"I really enjoyed this book as it was original in both characters and setting. At the thematic level, Clement-Davies is also using the plot to explore systems of leadership and government. i also loved the exploration of good and evil but the themes and plot development did not take away from the development of character. The Sight uses action to develop the plot and the action develops character instead of sacrificing it.I look forward to reading the next book."
"My hat is off to Truddi Chase for surviving the severe child abuse described in this book. How she managed to write such a convincing portrayal of so many unique personalities is in itself an achievement. She creates a personal mythology of her own internal world. She uses her personal created world to cope with the external world and support herself without being hospitalized.She was a very intelligent and strong woman. Truddi died in March of 2010 at the age of 75. What she wanted to show us through her story is how devastating and destructive child sexual abuse is on children. If one isn't convinced after reading this account then one can't have a heart. I would definitely caution those who've been sexually abused due to intensely triggering scenes. If you have been diagnised with dissociative identity disorder, her description of how multiple personality works in one woman's mind could give you insight and language to speak about your own condition. Sybil chose to integrate her 16 personalities but Truddi's the Troops decided against integration for very complex reasons. I recommend the book but the reading level is high, content difficult to understand at times, and some imagery very triggering. R.I.P. Truddi. You certainly deserve peace for all you lived through."
"In my review of the second book in this series, I stated that unless the 3rd book was better, I did not plan to read any more of Sniegoski's books. I was very pleasantly surprised by the improved quality in this story. I won't describe the plot because other reviewers have done a great job. While there was some predictability of the story, innovative plot twists surprised me and kept me interested. I main complaint is that Sniegoski tends to use too many adverbs and is overly sentimental in the story line. I find this very annoying, because I don't want the author's influence on whether or not I like a character. However, I overlook these habits because his stories aren't focused on sex like other writers in the urban paranomal fiction genre. It's a clean story that focuses on the action and character development. What a breath of fresh air! I suppose this means I'm open for another Remy Chandler book..."

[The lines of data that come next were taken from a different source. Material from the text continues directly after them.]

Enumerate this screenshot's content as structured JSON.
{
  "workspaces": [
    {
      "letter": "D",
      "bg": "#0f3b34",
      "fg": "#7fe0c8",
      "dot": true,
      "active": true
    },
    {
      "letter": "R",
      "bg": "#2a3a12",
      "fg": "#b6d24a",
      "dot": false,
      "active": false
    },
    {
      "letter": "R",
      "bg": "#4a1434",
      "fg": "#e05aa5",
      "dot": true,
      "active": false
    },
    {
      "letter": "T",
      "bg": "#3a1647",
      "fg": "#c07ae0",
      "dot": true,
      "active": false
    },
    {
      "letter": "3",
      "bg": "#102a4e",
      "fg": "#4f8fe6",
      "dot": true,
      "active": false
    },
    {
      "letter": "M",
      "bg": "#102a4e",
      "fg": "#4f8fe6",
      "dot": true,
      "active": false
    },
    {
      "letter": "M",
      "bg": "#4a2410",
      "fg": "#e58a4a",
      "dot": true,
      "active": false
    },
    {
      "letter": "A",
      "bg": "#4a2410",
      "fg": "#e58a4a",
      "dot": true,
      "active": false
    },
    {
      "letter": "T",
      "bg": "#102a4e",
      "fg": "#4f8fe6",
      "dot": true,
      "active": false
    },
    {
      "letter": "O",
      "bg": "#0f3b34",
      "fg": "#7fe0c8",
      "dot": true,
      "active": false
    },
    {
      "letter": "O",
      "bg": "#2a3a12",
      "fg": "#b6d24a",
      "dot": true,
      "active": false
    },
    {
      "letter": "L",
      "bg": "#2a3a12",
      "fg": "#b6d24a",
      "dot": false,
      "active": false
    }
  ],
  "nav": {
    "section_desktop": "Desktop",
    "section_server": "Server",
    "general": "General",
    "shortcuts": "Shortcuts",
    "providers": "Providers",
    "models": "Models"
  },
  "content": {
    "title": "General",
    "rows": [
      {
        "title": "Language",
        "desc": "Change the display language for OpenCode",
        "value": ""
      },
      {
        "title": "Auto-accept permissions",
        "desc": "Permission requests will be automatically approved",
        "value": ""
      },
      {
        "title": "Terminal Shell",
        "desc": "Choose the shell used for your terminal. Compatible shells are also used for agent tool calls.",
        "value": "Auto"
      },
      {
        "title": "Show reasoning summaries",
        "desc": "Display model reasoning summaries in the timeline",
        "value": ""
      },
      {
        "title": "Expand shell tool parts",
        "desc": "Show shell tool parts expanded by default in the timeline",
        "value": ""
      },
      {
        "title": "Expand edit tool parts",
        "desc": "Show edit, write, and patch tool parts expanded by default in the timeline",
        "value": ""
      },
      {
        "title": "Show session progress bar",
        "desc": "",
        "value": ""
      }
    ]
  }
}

"This particular edition includes a graphic novel. I read "Saint" before getting this novel because the graphics interested me. By the time I read it, scanned the novel, and scanned through "Green," I knew this series is not for me. Ted Dekker's books seem to be plot driven even though there is some character development that occurs as a result of the plot. In comparison to other scifi and fantasy series that I've read, these just seem shallow in comparison. I think that the author is trying too hard to maintain a Christian theme instead of allowing the story to grow and become its own. Sorry but I just cannot get into this series even though I know it has many fans."